Appartamento Fabrizi – a one-bedroom apartment, located in a truly unique apartment complex, for 105 euros a night:

 

Suite Trilussa – a classy studio apartment around one of Trastevere’s favorite squares for 115 euros a night:

 

 

Best places to stay around Rome’s Termini Station

Termini gets mixed reviews.  Many tourists read that it’s a dangerous neighborhood, and many residents, at least those that don’t live near Termini, agree.  But the truth is, in 2000 during the Jubilee Holy Year, most of the neighborhood was redone – millions were invested into new facades and many of the old pensione were renovated.   Reputations are hard to change though, even if they aren’t warranted.

The benefits to staying around Termini are many:  it’s often considerably cheaper here than in other parts of the city; getting in and out of the city by train is easy, so that you don’t have to navigate the crowded buses or metro with suitcases; and no matter where you are in the city, you can always find your way back to Termini easily.  It’s technically in the center of Rome (within the Aurelian walls) and you can walk to the Colosseum/Forum in about 25 minutes, or the same to the Trevi Fountain/Spanish Steps.  It’s probably the most well connected neighborhood in the city as a whole.

The area to the North of Termini is nicer looking though.  For those that know about our hotel, The Beehive, this is where we are located.  Most of the neighborhood is filled with office workers and students during the day, and hotel guests at night.  There are a few streets, right next to Termini, that have a lot of foreigners so you’ll see kebab, Bangladeshi laundromats, etc.  Yet you’ll also see restaurants that have been around for 60+ years with the same families in them.  Speaking of restaurants, even though many are tourist traps, they are often filled with Italians at lunch.  There are two street markets (one small one on Via Milazzo, and a larger one on Via Montebello) with fresh fruit and vegetables, as well as a few traditional bakeries, salumerie, a couple of excellent gelaterias near each other (Come il Latte on Via Silvio Spaventa and La Romana on the corner of Via Piave & XX Settembre) and one of the oldest wine shops in Rome (Trimani on Via Goito).

From the least expensive upward, here are my favorite Cross-Pollinate places in this neighborhood that always get positive reviews, north of Termini – rates quoted are based on high season:

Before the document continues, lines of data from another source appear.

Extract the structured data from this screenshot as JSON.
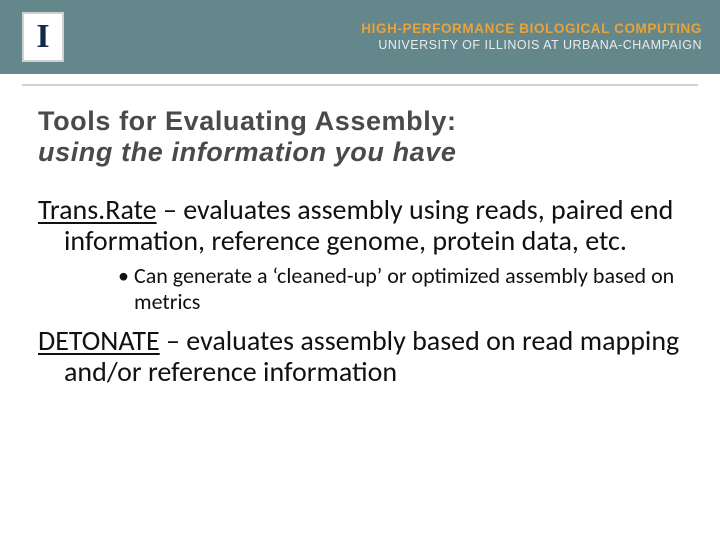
{
  "header": {
    "org_line1": "HIGH-PERFORMANCE BIOLOGICAL COMPUTING",
    "org_line2": "UNIVERSITY OF ILLINOIS AT URBANA-CHAMPAIGN",
    "logo_letter": "I"
  },
  "title": {
    "line1": "Tools for Evaluating Assembly:",
    "line2": "using the information you have"
  },
  "entries": [
    {
      "name": "Trans.Rate",
      "desc": " – evaluates assembly using reads, paired end information, reference genome, protein data, etc.",
      "sub": "Can generate a ‘cleaned-up’ or optimized assembly based on metrics"
    },
    {
      "name": "DETONATE",
      "desc": " – evaluates assembly based on read mapping and/or reference information"
    }
  ]
}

B&B Atos – doubles from €80/night with ensuite bathroom and breakfast voucher at a nearby cafe:

 

Rome Best B&B – doubles from €85/night with ensuite bathroom and breakfast voucher at a nearby bar:

 

Simon’s Suite Apartment from €108/night for 2 guests:

 

Wellness Inn B&B  €130/night for a double with ensuite bathroom and breakfast included:

 

The area just South of Termini has a few blocks that have not been renovated as much and in recent years have had many traditional shops taken over by Chinese wholesalers.   Despite some grunge around here, there’s also some of the gems, if you know where to look.  There’s the Roscioli bakery on Via Buonarotti, which has some of the best pizza bianca and suppli in the city.  There’s Trattoria Monti, one of our favorite restaurants.  And there’s Mercato Esquilino – for food lovers and people watchers, this place is a real find.  You can also splurge and get a pricey cocktail on the rooftop bar of the Radisson SAS hotel on Via Mamiani.  The area is a closer walk to the Colosseum and Forum, as well as the hip and historic neighborhood of Monti (about 15 minutes away by foot) and there’s a few metro entrances for the red line/Line A at Piazza Vittorio which can make it easier to navigate than the metro station at Termini.   In this area, there are a lot of good, inexpensive accommodation with lots of character:

Frank’s House from €75/night, run by an expat New Yorker and his wife:

 

L’Altra Luna from €75/night for double with ensuite bath, breakfast, and use of the kitchen:

 

Clover Guestrooms from €80/night with shared kitchen – these rooms are managed by us through The Beehive.

 

Meltin’ Rome from €80/night:

 

Mr. Frills B&B from €90/night:

 

Walter’s Studio from €95/night:

 

For more information about the neighborhood, be sure and check out these posts from The Beehive’s Blog:

Is Rome Safe?

What’s Around The Beehive?

Putzing Around Piazza Vittorio

The Best of Piazza Vittorio – 3 food tips